#### Element data from apps and pages:
.....
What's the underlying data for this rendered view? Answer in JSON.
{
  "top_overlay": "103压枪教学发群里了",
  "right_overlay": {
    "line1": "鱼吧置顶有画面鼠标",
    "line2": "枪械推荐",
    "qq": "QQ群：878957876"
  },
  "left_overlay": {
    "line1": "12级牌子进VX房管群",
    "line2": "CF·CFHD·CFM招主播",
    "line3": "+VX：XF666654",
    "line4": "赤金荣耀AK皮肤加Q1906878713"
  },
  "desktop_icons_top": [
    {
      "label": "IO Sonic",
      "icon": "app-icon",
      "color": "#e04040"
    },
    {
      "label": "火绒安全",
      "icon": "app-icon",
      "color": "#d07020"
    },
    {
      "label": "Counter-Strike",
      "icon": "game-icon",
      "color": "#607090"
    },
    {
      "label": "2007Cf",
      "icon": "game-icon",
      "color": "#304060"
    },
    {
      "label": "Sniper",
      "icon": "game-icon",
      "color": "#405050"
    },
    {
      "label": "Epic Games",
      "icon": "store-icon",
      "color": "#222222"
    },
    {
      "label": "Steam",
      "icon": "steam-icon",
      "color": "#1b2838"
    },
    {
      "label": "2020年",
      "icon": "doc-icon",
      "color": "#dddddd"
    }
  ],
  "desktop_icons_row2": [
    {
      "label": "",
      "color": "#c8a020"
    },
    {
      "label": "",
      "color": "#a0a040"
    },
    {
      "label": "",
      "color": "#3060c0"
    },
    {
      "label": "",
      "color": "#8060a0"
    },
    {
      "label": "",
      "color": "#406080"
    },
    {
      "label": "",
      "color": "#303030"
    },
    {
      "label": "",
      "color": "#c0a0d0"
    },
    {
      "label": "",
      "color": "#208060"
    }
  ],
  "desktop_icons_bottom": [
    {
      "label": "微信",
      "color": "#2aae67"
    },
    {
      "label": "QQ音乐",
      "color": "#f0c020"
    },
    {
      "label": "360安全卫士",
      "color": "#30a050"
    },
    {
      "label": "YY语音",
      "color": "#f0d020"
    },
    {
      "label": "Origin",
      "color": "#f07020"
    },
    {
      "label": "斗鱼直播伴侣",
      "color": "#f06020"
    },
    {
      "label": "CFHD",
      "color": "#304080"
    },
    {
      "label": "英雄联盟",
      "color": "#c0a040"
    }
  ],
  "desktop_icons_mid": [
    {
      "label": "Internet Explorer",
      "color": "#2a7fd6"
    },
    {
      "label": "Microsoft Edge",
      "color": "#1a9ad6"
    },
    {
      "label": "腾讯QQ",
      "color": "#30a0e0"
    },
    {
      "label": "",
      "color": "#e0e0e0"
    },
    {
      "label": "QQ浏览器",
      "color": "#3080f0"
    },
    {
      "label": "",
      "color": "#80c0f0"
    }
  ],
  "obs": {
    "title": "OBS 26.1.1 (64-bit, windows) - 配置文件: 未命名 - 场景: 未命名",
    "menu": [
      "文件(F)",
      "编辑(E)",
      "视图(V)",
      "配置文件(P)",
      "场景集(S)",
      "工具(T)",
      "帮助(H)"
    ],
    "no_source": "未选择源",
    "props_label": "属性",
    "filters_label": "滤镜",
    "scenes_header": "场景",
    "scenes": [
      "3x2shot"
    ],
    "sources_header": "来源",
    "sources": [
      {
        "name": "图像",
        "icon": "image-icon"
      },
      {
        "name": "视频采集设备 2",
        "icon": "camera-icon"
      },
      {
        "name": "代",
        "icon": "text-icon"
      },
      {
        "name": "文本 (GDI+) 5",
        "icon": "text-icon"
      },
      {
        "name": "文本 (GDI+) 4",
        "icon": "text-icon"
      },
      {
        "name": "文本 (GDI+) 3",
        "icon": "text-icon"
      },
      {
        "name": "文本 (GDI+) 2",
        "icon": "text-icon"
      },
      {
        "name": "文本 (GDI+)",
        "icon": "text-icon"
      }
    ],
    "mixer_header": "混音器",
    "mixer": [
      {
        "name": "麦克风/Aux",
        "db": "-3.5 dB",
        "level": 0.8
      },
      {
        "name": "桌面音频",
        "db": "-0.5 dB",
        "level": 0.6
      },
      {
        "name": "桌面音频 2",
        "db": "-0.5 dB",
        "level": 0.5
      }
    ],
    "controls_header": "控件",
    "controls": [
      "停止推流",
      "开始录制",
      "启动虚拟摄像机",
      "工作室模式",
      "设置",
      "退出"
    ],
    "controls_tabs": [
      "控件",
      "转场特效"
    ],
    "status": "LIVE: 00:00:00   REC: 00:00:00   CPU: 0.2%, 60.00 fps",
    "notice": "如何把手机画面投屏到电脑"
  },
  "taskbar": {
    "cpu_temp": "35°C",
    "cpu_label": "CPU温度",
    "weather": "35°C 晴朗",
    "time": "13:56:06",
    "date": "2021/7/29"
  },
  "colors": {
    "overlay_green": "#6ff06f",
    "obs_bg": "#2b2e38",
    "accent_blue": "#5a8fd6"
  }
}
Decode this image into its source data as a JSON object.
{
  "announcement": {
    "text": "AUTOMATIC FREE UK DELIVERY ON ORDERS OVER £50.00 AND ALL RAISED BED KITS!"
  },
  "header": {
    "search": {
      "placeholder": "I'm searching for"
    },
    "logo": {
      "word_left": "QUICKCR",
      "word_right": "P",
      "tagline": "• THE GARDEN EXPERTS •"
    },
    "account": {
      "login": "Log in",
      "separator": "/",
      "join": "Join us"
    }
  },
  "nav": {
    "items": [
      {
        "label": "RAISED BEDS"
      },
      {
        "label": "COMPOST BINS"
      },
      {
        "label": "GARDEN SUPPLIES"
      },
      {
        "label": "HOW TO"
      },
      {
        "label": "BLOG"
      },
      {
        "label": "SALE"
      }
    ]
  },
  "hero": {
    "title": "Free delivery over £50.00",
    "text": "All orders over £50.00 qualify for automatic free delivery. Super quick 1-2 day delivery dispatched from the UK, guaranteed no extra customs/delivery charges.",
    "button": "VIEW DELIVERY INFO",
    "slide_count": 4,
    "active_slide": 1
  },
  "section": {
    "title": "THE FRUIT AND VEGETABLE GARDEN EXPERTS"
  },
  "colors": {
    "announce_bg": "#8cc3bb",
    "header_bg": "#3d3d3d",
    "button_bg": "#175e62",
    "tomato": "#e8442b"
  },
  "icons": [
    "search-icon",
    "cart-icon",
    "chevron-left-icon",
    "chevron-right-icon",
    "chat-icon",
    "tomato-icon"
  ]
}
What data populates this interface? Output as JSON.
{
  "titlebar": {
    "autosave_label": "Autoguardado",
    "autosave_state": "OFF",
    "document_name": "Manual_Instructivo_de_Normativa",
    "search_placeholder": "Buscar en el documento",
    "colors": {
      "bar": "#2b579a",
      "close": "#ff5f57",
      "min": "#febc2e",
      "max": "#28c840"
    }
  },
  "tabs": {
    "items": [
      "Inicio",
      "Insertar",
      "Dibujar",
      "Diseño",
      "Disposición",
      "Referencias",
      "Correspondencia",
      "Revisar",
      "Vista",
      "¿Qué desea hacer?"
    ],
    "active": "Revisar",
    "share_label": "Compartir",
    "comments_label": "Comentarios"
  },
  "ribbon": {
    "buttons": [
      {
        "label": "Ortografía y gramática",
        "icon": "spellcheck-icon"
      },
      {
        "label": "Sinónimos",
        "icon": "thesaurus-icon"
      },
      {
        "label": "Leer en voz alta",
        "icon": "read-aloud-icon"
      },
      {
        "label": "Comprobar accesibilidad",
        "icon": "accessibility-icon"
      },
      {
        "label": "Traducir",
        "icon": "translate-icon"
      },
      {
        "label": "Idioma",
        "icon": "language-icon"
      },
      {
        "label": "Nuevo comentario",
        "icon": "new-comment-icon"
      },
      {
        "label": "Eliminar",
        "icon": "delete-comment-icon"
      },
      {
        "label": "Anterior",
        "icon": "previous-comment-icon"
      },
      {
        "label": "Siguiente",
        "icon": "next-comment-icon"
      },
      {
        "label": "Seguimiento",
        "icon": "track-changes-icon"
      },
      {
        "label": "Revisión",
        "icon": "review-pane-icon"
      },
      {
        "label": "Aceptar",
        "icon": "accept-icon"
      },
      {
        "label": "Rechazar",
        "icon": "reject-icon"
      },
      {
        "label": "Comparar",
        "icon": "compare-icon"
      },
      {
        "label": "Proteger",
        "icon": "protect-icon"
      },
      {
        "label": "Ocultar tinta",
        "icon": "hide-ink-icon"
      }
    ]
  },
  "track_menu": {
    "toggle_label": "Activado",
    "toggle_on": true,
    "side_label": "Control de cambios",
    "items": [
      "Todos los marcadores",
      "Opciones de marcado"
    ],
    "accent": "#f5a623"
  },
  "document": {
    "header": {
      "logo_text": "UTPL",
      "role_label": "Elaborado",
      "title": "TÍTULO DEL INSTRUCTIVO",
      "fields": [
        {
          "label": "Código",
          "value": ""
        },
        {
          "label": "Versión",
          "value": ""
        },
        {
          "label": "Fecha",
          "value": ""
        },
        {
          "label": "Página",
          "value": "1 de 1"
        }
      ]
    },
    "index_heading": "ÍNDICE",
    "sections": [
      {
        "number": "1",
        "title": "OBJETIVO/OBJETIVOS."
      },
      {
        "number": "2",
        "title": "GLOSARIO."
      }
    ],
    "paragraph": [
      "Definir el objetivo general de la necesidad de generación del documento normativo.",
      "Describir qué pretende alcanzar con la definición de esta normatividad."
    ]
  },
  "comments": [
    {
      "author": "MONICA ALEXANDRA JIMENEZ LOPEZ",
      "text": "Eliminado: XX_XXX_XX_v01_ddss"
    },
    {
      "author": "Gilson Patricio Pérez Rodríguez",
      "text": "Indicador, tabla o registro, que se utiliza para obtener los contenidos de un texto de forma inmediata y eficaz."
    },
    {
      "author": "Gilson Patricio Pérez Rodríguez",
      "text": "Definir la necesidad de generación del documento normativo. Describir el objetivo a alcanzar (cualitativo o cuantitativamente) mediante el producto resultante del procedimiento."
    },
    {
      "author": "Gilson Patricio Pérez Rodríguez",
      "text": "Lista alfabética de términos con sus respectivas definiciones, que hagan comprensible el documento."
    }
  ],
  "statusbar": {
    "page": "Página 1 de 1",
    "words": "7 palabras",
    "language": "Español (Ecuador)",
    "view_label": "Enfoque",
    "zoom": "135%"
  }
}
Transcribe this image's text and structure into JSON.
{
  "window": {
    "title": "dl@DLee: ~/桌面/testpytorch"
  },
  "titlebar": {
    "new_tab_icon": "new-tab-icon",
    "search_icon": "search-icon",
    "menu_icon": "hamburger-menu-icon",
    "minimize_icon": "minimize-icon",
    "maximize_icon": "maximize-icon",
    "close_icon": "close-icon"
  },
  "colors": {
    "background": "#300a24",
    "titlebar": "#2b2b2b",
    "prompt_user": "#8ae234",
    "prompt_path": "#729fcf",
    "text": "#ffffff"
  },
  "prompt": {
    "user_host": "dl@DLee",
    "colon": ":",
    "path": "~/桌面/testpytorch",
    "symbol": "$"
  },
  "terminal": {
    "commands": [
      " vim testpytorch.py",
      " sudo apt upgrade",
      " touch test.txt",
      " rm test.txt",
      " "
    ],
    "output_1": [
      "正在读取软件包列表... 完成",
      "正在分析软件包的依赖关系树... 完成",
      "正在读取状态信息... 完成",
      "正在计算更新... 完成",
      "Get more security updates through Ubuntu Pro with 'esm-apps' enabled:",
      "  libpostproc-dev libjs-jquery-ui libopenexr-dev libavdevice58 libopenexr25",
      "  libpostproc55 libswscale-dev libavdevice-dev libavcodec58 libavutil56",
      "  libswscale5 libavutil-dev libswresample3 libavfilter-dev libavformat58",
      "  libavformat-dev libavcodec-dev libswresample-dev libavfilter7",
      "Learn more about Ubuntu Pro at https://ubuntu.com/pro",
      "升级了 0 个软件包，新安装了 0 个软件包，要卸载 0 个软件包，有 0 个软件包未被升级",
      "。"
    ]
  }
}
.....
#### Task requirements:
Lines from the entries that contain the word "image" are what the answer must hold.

#### Answer space:
        "icon": "image-icon"
Decode this image into its source data as a JSON object.
Transcribe this image's text and structure into JSON.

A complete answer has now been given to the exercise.